**What this task involves:**
Searching the material below, find each line that includes the word "subtitle", and copy it.
--- START ---
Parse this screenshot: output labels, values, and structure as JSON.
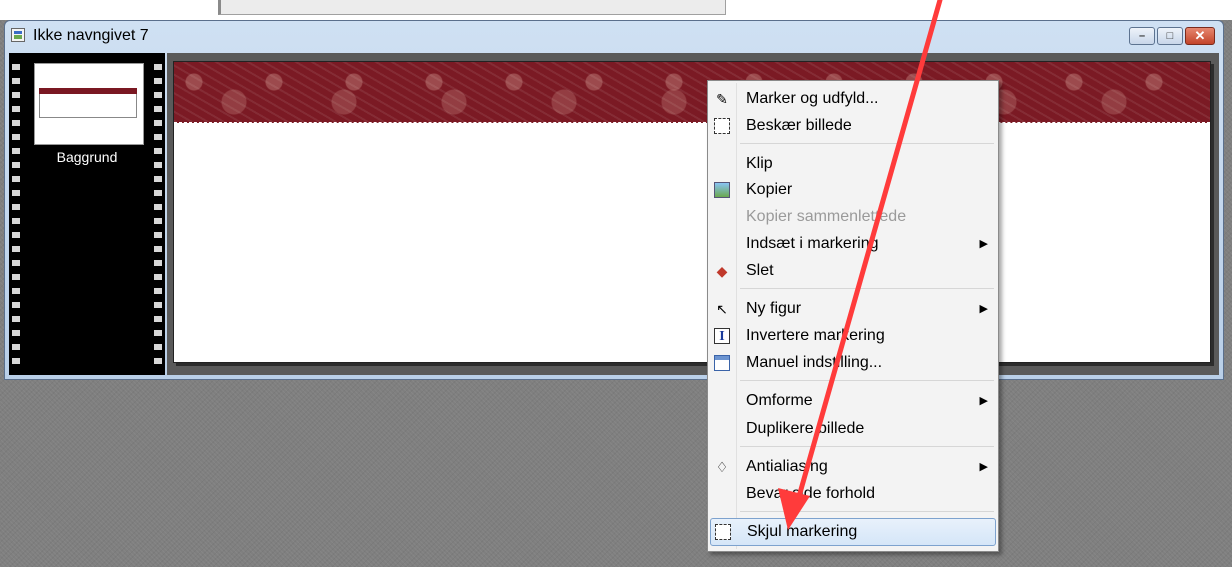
{
  "window": {
    "title": "Ikke navngivet 7",
    "buttons": {
      "minimize": "–",
      "maximize": "□",
      "close": "✕"
    }
  },
  "filmstrip": {
    "layers": [
      {
        "label": "Baggrund"
      }
    ]
  },
  "context_menu": {
    "items": [
      {
        "label": "Marker og udfyld...",
        "icon": "lasso-fill-icon"
      },
      {
        "label": "Beskær billede",
        "icon": "crop-icon"
      },
      {
        "label": "Klip",
        "icon": ""
      },
      {
        "label": "Kopier",
        "icon": "copy-image-icon"
      },
      {
        "label": "Kopier sammenlettede",
        "icon": "",
        "disabled": true
      },
      {
        "label": "Indsæt i markering",
        "icon": "",
        "submenu": true
      },
      {
        "label": "Slet",
        "icon": "eraser-icon"
      },
      {
        "label": "Ny figur",
        "icon": "pointer-icon",
        "submenu": true
      },
      {
        "label": "Invertere markering",
        "icon": "invert-selection-icon"
      },
      {
        "label": "Manuel indstilling...",
        "icon": "window-settings-icon"
      },
      {
        "label": "Omforme",
        "icon": "",
        "submenu": true
      },
      {
        "label": "Duplikere billede",
        "icon": ""
      },
      {
        "label": "Antialiasing",
        "icon": "drop-icon",
        "submenu": true
      },
      {
        "label": "Bevar side forhold",
        "icon": ""
      },
      {
        "label": "Skjul markering",
        "icon": "hide-selection-icon",
        "highlighted": true
      }
    ],
    "submenu_arrow": "▶"
  },
  "colors": {
    "banner": "#7b1a24",
    "annotation_arrow": "#ff3333",
    "menu_highlight": "#d5e6f8"
  }
}
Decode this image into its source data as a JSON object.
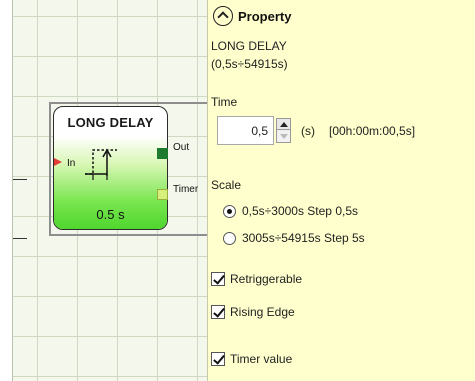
{
  "block": {
    "title": "LONG DELAY",
    "value": "0.5 s",
    "input_label": "In",
    "output_label": "Out",
    "timer_label": "Timer"
  },
  "panel": {
    "header": "Property",
    "block_name": "LONG DELAY",
    "block_range": "(0,5s÷54915s)",
    "time_label": "Time",
    "time_value": "0,5",
    "time_unit": "(s)",
    "time_readout": "[00h:00m:00,5s]",
    "scale_label": "Scale",
    "scale_options": [
      {
        "label": "0,5s÷3000s Step 0,5s",
        "selected": true
      },
      {
        "label": "3005s÷54915s Step 5s",
        "selected": false
      }
    ],
    "checkboxes": [
      {
        "label": "Retriggerable",
        "checked": true
      },
      {
        "label": "Rising Edge",
        "checked": true
      },
      {
        "label": "Timer value",
        "checked": true
      }
    ]
  },
  "colors": {
    "panel_background": "#ffffcd",
    "canvas_background": "#f4f8ec",
    "block_gradient_end": "#4fd62e",
    "input_pin": "#e53935",
    "output_pin": "#1e7a2e",
    "timer_pin": "#d6f07a"
  },
  "icons": {
    "collapse": "chevron-up-circle-icon",
    "block_symbol": "timing-diagram-icon"
  }
}
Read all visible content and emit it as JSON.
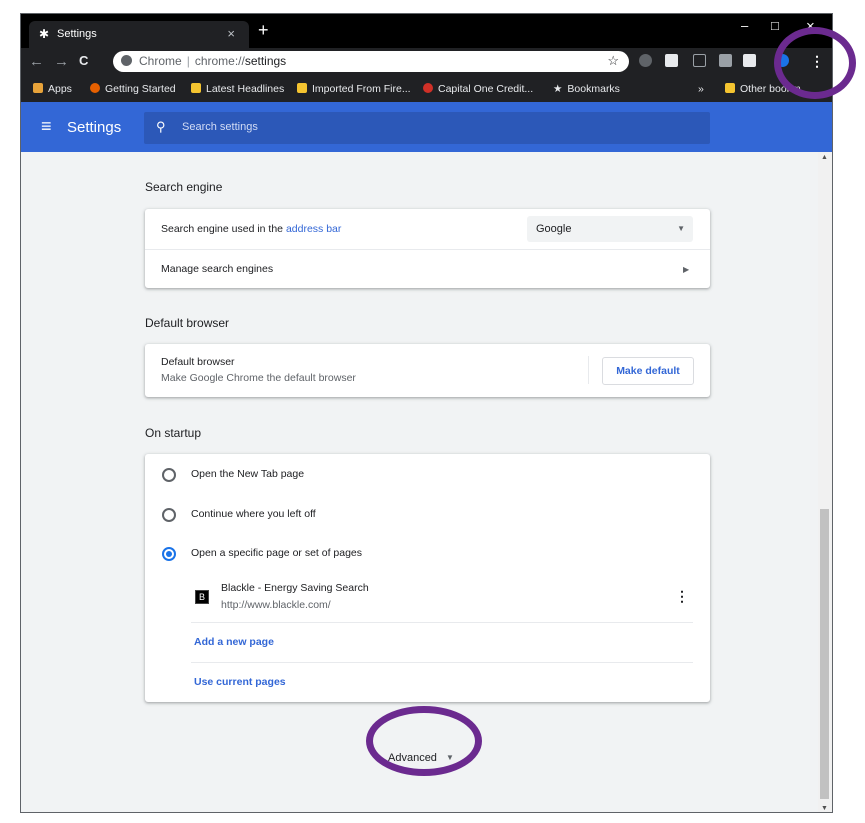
{
  "tab": {
    "title": "Settings",
    "close": "×",
    "new_tab": "+"
  },
  "window_controls": {
    "minimize": "–",
    "maximize": "□",
    "close": "×"
  },
  "nav": {
    "back": "←",
    "forward": "→",
    "reload": "C"
  },
  "omnibox": {
    "site": "Chrome",
    "separator": "|",
    "url_prefix": "chrome://",
    "url_path": "settings",
    "star": "☆"
  },
  "bookmarks": {
    "items": [
      "Apps",
      "Getting Started",
      "Latest Headlines",
      "Imported From Fire...",
      "Capital One Credit...",
      "Bookmarks"
    ],
    "overflow": "»",
    "other": "Other bookm"
  },
  "header": {
    "title": "Settings",
    "menu_icon": "≡",
    "search_icon": "🔍",
    "search_placeholder": "Search settings"
  },
  "search_engine": {
    "section_title": "Search engine",
    "used_label": "Search engine used in the ",
    "used_link": "address bar",
    "selected": "Google",
    "manage_label": "Manage search engines"
  },
  "default_browser": {
    "section_title": "Default browser",
    "title": "Default browser",
    "subtitle": "Make Google Chrome the default browser",
    "button": "Make default"
  },
  "on_startup": {
    "section_title": "On startup",
    "options": [
      "Open the New Tab page",
      "Continue where you left off",
      "Open a specific page or set of pages"
    ],
    "selected_index": 2,
    "page": {
      "favicon": "B",
      "title": "Blackle - Energy Saving Search",
      "url": "http://www.blackle.com/"
    },
    "add_page": "Add a new page",
    "use_current": "Use current pages"
  },
  "advanced": {
    "label": "Advanced",
    "arrow": "▼"
  },
  "colors": {
    "header": "#3367d6",
    "accent": "#3367d6",
    "highlight_circle": "#6b2a8f"
  }
}
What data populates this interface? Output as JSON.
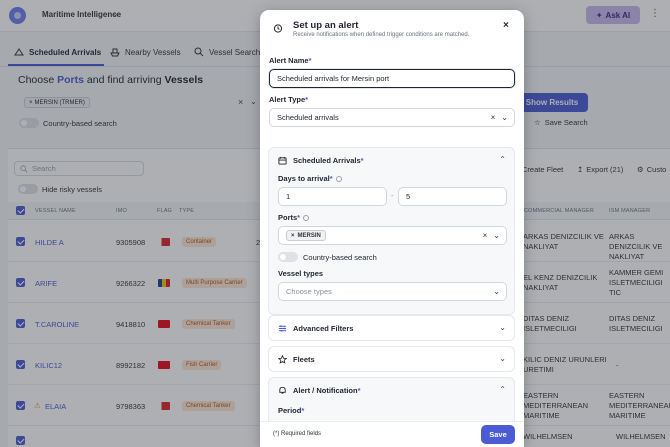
{
  "app": {
    "title": "Maritime Intelligence",
    "ask_ai": "Ask AI"
  },
  "tabs": [
    "Scheduled Arrivals",
    "Nearby Vessels",
    "Vessel Search"
  ],
  "search_header": {
    "choose": "Choose",
    "ports": "Ports",
    "middle": "and find arriving",
    "vessels": "Vessels"
  },
  "port_chip": "MERSIN (TRMER)",
  "country_search": "Country-based search",
  "show_results": "Show Results",
  "save_search": "Save Search",
  "table_search_placeholder": "Search",
  "hide_risky": "Hide risky vessels",
  "toolbar": {
    "create_fleet": "Create Fleet",
    "export": "Export (21)",
    "custom": "Custo"
  },
  "columns": [
    "VESSEL NAME",
    "IMO",
    "FLAG",
    "TYPE",
    "COMMERCIAL MANAGER",
    "ISM MANAGER"
  ],
  "rows": [
    {
      "name": "HILDE A",
      "imo": "9305908",
      "type": "Container",
      "cm": "ARKAS DENIZCILIK VE NAKLIYAT",
      "ism": "ARKAS DENIZCILIK VE NAKLIYAT",
      "col2": "2"
    },
    {
      "name": "ARIFE",
      "imo": "9266322",
      "type": "Multi Purpose Carrier",
      "cm": "EL KENZ DENIZCILIK NAKLIYAT",
      "ism": "KAMMER GEMI ISLETMECILIGI TIC",
      "col2": ""
    },
    {
      "name": "T.CAROLINE",
      "imo": "9418810",
      "type": "Chemical Tanker",
      "cm": "DITAS DENIZ ISLETMECILIGI",
      "ism": "DITAS DENIZ ISLETMECILIGI",
      "col2": ""
    },
    {
      "name": "KILIC12",
      "imo": "8992182",
      "type": "Fish Carrier",
      "cm": "KILIC DENIZ URUNLERI URETIMI",
      "ism": "-",
      "col2": ""
    },
    {
      "name": "ELAIA",
      "imo": "9798363",
      "type": "Chemical Tanker",
      "cm": "EASTERN MEDITERRANEAN MARITIME",
      "ism": "EASTERN MEDITERRANEAN MARITIME",
      "col2": ""
    },
    {
      "name": "",
      "imo": "",
      "type": "",
      "cm": "WILHELMSEN",
      "ism": "WILHELMSEN",
      "col2": ""
    }
  ],
  "modal": {
    "title": "Set up an alert",
    "subtitle": "Receive notifications when defined trigger conditions are matched.",
    "alert_name_label": "Alert Name",
    "alert_name_value": "Scheduled arrivals for Mersin port",
    "alert_type_label": "Alert Type",
    "alert_type_value": "Scheduled arrivals",
    "sections": {
      "scheduled": "Scheduled Arrivals",
      "advanced": "Advanced Filters",
      "fleets": "Fleets",
      "alert": "Alert / Notification"
    },
    "days_label": "Days to arrival",
    "days_from": "1",
    "days_sep": "-",
    "days_to": "5",
    "ports_label": "Ports",
    "port_chip": "MERSIN",
    "country_search": "Country-based search",
    "vessel_types_label": "Vessel types",
    "vessel_types_placeholder": "Choose types",
    "period_label": "Period",
    "required_note": "(*) Required fields",
    "save": "Save",
    "required_mark": "*"
  },
  "colors": {
    "accent": "#4a5bd4",
    "tag_bg": "#fde7d4",
    "tag_text": "#b4541b"
  }
}
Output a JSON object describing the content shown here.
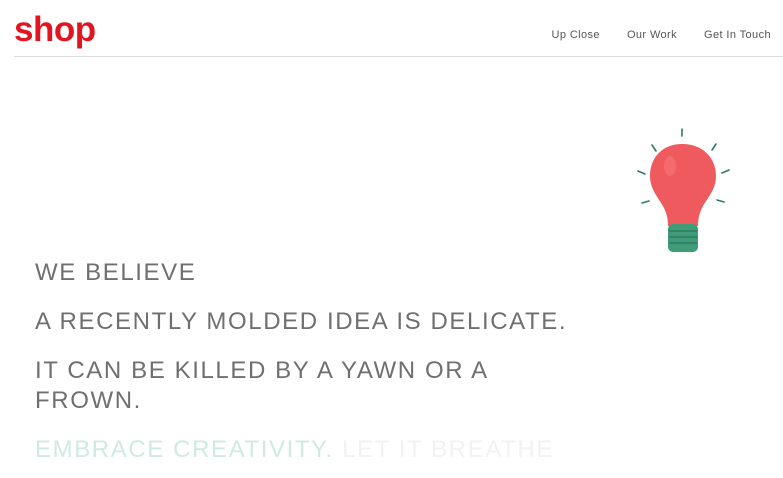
{
  "header": {
    "logo": "shop",
    "nav": [
      {
        "label": "Up Close"
      },
      {
        "label": "Our Work"
      },
      {
        "label": "Get In Touch"
      }
    ]
  },
  "hero": {
    "line1": "WE BELIEVE",
    "line2": "A RECENTLY MOLDED IDEA IS DELICATE.",
    "line3": "IT CAN BE KILLED BY A YAWN OR A FROWN.",
    "tagline_part1": "EMBRACE CREATIVITY.",
    "tagline_part2": " LET IT BREATHE"
  },
  "illustration": {
    "icon": "lightbulb-icon",
    "bulb_color": "#ef5a5e",
    "base_color": "#3f9b78",
    "ray_color": "#2f7a66"
  },
  "colors": {
    "brand": "#e3141f",
    "text": "#6f6f6f",
    "accent_faded": "#cfeae4"
  }
}
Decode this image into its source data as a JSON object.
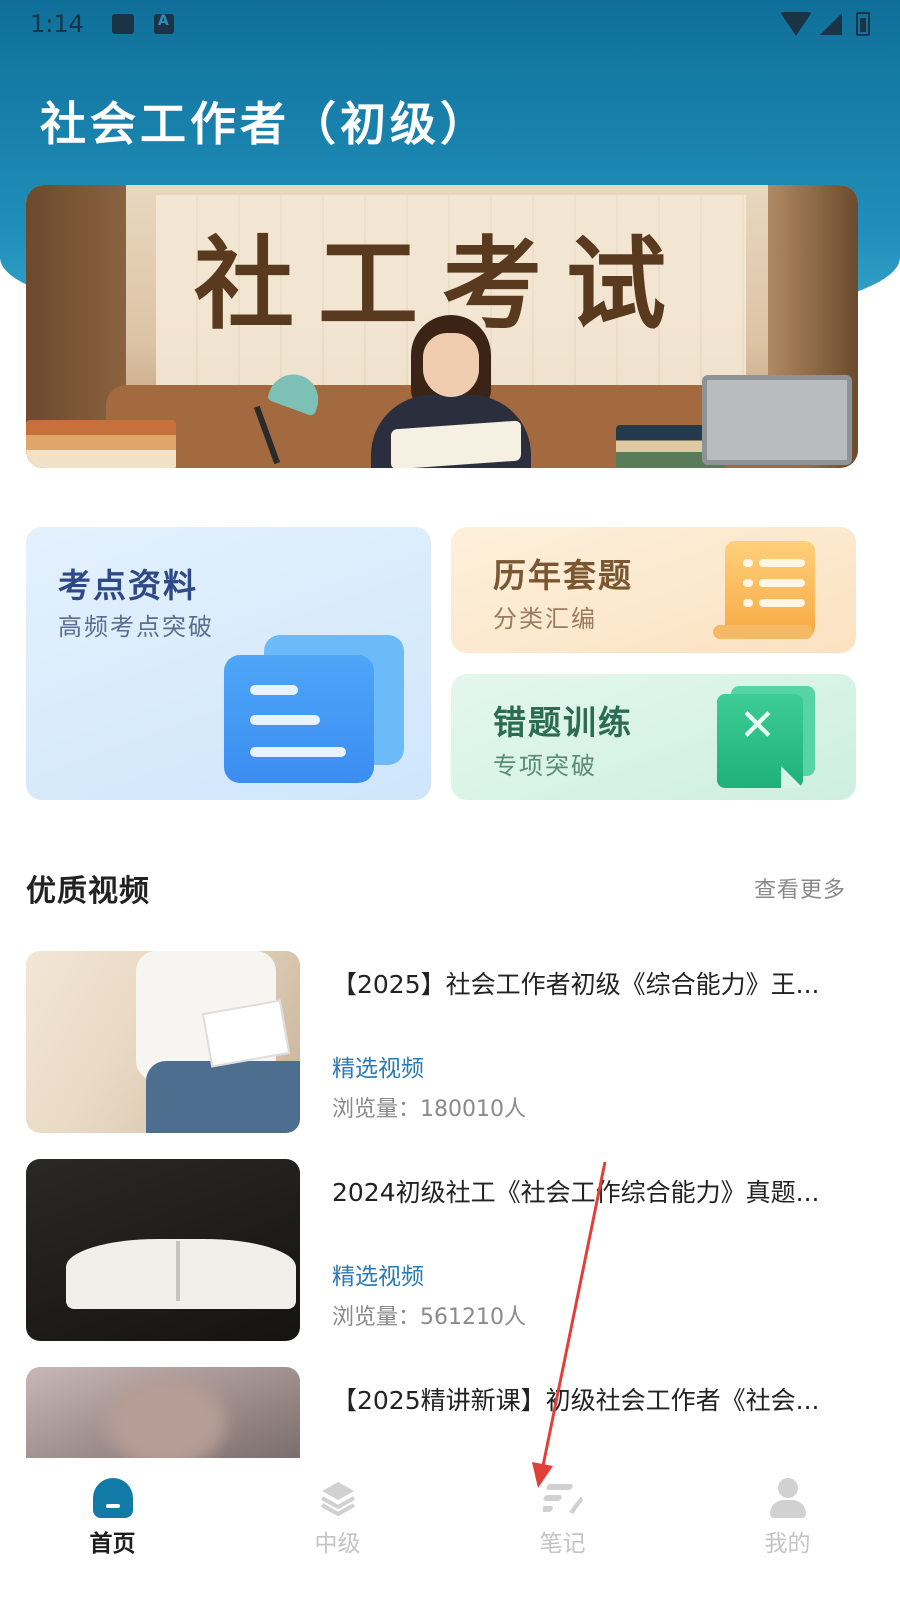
{
  "status_bar": {
    "time": "1:14"
  },
  "header": {
    "title": "社会工作者（初级）"
  },
  "banner": {
    "title": "社工考试"
  },
  "cards": {
    "key_points": {
      "title": "考点资料",
      "subtitle": "高频考点突破"
    },
    "past_papers": {
      "title": "历年套题",
      "subtitle": "分类汇编"
    },
    "wrong_questions": {
      "title": "错题训练",
      "subtitle": "专项突破"
    }
  },
  "videos_section": {
    "title": "优质视频",
    "more_label": "查看更多",
    "items": [
      {
        "title": "【2025】社会工作者初级《综合能力》王...",
        "tag": "精选视频",
        "views": "浏览量：180010人"
      },
      {
        "title": "2024初级社工《社会工作综合能力》真题...",
        "tag": "精选视频",
        "views": "浏览量：561210人"
      },
      {
        "title": "【2025精讲新课】初级社会工作者《社会...",
        "tag": "",
        "views": ""
      }
    ]
  },
  "tabbar": {
    "tabs": [
      {
        "label": "首页",
        "icon": "home-icon",
        "active": true
      },
      {
        "label": "中级",
        "icon": "layers-icon",
        "active": false
      },
      {
        "label": "笔记",
        "icon": "notes-icon",
        "active": false
      },
      {
        "label": "我的",
        "icon": "user-icon",
        "active": false
      }
    ]
  },
  "colors": {
    "header_blue": "#1f8fb9",
    "active_tab": "#127aa6",
    "video_tag": "#2b7bb3",
    "annotation_arrow": "#e0403a"
  }
}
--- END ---
**Output for this task:**
    "subtitle": "Make Google Chrome the default browser",
    "subtitle": "Receive notifications when defined trigger conditions are matched.",
      "subtitle": "高频考点突破"
      "subtitle": "分类汇编"
      "subtitle": "专项突破"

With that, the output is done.